Task brief>
Throughout the material below, how many lines include the string "amount"? Reply with only the number.

---------- Data for analysis

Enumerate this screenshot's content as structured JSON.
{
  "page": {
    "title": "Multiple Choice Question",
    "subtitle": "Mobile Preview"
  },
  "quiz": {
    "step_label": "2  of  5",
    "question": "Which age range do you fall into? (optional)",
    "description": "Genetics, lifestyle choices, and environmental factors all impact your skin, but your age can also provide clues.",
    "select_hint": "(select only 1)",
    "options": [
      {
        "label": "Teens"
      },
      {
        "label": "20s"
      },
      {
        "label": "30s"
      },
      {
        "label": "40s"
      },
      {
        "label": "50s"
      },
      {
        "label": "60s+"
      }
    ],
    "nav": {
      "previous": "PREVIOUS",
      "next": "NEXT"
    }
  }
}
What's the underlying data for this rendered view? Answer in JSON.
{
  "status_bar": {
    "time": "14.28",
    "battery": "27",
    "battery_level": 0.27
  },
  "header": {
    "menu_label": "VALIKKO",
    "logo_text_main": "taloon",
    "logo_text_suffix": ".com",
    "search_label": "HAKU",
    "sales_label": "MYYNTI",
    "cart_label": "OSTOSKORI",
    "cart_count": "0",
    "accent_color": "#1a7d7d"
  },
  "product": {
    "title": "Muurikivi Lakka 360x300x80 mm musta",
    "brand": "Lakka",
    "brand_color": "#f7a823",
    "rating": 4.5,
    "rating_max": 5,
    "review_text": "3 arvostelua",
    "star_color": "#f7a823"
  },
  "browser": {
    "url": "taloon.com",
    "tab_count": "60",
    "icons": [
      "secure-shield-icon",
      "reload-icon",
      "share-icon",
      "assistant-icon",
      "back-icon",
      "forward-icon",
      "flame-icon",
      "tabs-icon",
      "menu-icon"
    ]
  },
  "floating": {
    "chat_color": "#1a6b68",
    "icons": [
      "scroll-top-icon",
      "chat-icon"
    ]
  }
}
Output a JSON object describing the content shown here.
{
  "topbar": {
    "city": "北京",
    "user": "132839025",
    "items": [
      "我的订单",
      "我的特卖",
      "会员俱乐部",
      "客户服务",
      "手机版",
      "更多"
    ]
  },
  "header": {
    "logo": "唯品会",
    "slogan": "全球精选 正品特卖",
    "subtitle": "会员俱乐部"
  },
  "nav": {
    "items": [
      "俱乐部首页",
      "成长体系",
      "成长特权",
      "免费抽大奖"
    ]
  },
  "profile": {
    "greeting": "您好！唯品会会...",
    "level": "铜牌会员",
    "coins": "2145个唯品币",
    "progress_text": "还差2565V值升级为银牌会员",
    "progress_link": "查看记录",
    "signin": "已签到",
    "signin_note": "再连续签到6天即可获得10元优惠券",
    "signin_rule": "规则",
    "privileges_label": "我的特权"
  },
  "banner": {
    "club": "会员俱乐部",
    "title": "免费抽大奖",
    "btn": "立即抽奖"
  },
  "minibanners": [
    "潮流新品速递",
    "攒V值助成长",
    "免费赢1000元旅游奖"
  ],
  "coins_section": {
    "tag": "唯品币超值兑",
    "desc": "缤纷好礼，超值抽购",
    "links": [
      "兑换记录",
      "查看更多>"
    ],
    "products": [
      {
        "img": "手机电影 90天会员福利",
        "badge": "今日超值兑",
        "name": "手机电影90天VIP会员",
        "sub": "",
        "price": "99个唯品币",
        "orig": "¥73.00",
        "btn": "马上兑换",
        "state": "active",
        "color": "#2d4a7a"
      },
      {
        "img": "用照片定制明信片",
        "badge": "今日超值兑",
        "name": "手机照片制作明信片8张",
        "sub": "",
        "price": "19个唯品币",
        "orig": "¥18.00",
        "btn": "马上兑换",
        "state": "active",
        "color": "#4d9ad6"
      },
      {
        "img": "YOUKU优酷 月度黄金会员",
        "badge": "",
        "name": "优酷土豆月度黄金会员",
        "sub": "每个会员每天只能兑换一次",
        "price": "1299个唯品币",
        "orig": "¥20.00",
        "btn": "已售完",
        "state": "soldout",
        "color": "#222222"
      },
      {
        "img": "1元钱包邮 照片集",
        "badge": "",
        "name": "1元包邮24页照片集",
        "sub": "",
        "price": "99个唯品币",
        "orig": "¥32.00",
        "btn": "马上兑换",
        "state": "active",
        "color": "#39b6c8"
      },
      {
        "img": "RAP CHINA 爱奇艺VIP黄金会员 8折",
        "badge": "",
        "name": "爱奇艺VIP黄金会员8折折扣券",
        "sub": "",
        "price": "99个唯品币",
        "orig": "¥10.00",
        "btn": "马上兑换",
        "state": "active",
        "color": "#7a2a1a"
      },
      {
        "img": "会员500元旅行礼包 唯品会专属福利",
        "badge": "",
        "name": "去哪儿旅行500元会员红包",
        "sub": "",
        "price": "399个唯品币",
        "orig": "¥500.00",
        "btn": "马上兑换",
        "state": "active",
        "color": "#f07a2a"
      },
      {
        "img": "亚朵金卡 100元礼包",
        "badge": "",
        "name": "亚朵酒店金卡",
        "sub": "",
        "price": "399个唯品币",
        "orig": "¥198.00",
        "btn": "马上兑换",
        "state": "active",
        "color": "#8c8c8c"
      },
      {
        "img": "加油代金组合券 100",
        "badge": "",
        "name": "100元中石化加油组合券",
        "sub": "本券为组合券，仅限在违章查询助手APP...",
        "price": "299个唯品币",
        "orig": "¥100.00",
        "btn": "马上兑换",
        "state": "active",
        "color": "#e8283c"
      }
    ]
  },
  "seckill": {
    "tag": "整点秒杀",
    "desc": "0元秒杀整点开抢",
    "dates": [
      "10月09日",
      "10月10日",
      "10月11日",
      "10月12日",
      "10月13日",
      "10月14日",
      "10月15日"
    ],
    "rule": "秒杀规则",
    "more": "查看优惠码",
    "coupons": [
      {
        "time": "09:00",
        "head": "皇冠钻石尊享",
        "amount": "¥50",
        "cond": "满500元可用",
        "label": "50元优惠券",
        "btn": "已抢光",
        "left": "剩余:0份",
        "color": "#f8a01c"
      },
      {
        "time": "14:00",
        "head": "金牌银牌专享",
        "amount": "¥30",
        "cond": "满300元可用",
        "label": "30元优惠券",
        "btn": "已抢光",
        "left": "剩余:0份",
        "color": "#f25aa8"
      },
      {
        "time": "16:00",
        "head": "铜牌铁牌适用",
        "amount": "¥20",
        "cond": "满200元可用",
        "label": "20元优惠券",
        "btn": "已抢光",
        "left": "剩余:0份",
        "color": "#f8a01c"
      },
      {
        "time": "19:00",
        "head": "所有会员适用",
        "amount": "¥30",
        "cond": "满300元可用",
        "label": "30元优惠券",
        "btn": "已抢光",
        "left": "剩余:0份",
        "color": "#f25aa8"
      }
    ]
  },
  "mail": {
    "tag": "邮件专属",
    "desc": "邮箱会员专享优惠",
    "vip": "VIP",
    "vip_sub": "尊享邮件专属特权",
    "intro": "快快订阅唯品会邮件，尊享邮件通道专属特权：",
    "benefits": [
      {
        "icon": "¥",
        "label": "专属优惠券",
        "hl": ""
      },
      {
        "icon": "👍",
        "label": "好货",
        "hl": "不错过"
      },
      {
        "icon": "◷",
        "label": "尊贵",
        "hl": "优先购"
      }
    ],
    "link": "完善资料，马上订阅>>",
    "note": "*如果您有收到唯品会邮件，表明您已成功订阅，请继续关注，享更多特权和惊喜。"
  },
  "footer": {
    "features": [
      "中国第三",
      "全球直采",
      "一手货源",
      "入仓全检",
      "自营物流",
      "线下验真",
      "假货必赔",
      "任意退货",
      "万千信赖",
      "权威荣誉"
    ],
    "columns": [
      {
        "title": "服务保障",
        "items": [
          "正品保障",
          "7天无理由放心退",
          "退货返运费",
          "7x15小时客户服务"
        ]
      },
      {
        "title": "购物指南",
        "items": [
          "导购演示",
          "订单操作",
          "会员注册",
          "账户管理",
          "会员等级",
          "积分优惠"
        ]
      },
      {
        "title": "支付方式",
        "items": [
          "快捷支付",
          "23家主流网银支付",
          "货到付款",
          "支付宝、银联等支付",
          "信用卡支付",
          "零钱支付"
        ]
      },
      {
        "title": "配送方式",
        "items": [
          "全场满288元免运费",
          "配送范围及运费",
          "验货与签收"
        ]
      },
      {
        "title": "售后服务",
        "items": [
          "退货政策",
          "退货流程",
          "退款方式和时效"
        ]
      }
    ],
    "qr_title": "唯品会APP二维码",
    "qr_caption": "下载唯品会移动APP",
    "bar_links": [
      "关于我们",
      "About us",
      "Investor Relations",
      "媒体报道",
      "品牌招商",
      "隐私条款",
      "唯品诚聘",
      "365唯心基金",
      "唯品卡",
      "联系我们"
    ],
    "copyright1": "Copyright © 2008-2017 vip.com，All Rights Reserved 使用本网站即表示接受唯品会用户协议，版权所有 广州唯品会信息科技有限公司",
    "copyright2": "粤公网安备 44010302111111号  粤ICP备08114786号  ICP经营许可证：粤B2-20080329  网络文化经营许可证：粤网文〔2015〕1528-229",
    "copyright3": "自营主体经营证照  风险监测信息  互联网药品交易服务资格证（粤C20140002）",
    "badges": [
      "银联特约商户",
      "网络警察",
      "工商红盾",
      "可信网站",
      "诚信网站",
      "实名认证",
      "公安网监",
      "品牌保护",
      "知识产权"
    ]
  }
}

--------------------

Exercise solution>
4